Paul wrote in Romans 5:6-12: “When we were yet without strength, in due time Christ died for the”—for whom?—“for the ungodly.  Scarcely for a righteous man will one die: yet peradventure for a good man some would even dare to die.  But God commendeth His love toward us, in that, while we were yet sinners, Christ died for us. . .  Now if, when we were enemies, we were reconciled to God by the death of His Son, much more, being reconciled, we shall be saved by His life” [Romans 5:6-8, 10], by His intercession in heaven.  That’s what you mean by “justification”: when you say, “Christ died for our sins according to the Scriptures [1 Corinthians 15:3]; and He was raised the third day for our justification” [1 Corinthians 15:4; Romans 4:25].  What you mean when you say that is: Christ paid the penalty for our sins on the cross [Galatians 3:13], and He was raised [1 Corinthians 15:3], He is living today to keep us saved [Hebrews 7:25], to present us faultless before His great glory in heaven [Jude 1:24].  That’s what you mean by “He was raised for our justification” [Romans 4:25]: He was raised to keep us saved.  Died on the cross, that we might be forgiven [Hebrews 10:5-14]; raised that we might make it to heaven [John 14:19].  Well, that’s what he means here: “Much more, being reconciled by the death of our Lord, we shall be saved by His life” [Romans 5:10], by His intercession remembrance of us in heaven.

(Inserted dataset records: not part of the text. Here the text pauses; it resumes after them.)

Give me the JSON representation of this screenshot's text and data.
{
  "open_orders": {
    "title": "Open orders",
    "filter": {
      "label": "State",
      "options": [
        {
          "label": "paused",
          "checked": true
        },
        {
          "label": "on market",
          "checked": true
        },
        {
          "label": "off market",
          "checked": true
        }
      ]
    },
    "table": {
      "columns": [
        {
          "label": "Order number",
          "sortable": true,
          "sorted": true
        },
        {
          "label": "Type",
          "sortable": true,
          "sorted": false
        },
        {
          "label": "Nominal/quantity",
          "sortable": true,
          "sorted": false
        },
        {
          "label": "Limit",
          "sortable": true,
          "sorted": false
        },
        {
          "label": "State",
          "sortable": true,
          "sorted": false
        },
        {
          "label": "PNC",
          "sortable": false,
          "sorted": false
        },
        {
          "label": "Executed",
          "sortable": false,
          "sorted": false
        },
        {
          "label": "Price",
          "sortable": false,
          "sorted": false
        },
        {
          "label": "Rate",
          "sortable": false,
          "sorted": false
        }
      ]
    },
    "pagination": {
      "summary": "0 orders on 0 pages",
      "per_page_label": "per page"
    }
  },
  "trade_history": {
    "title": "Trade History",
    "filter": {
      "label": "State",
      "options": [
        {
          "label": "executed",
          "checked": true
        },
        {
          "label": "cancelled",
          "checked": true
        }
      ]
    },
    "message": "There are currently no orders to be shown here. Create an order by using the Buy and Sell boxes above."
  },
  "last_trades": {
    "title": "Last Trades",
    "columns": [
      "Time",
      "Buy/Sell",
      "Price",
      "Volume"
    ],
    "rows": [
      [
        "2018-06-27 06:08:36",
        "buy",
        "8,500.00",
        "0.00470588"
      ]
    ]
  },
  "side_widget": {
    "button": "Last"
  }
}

Now the concluding part of it:

Therefore as by the offense of one judgment came upon all men to condemnation; even so by the righteousness of One shall the free gift come upon all men unto justification. . .

For as by one man’s disobedience many were made sinners, so by the obedience of One many shall be made righteous.

For the law entered, that the offense might abound.  But where sin abounded, grace did much more abound:

That as sin hath reigned unto death, even so might grace reign through righteousness unto eternal life by Jesus Christ our Lord.

[Romans 5:18-21]

When we meet here, we don’t meet here as perfect saints.  We all are sinners alike, all of us [Romans 3:23], and we come together praising God and loving Jesus for the grace that reached down and saved us [Ephesians 2:8].  That’s why we sing and that’s why we praise: the goodness of God extended to us.

Denny, let’s sing us a song.  And I’ll be standing right here with my brethren.  Somebody you to give himself in love and grace to the Lord Jesus [Romans 10:9-10], come and welcome.  A family you to put your life in our dear church, a couple you to build your home on the Lord, or one somebody you answering God’s call in your soul—these young people can remain, our orchestra, you can find your way—and give me your hand. “Pastor, this is God’s time and call for me, and I’m answering with my life.”  Come and welcome, and God bless you in the way, while we stand and while we sing.


Dr. W.
A. Criswell

Mark 3:22-30,
Matthew 12:22-32


I.          Blasphemy against the Holy Spirit (Mark 3:28-30)

Compassion of Jesus toward sins of the flesh, human weakness (Luke 15:11-32, John 4, 8:1-11, John 5:1-11, Matthew 26:74)

B.  Sins
of the spirit (Matthew 12:24, 28, Mark 3:30)

A national sin (John 11:47-48, 53, John 7:46)

A personal sin

II.         The unpardonable sin (Hebrews 10:26-31, 12:29)

A.  Terrible
truth taught throughout Scripture (Genesis 6:3,
1 Samuel 16:14, Romans 1:24, 26, 28, John 3:36)

B.  Continued
rejection brings death of spiritual sensitivity

My father

2.  Charlie Stepp

III.        The sin unto death (1 John 5:16-17)

A.  A sin of the saints (Hebrews 10:31)

1.  Sin
that brings reproach upon the cause of Christ (1
Corinthians 5:1, 4-5)

2.  Sin
that leads to judgment of physical death (1
Corinthians 11:27-30)

IV.       The forgiveness of sin

A.  Casting ourselves upon
the mercy of God (Romans 4:25, 5:6-12, 18-21)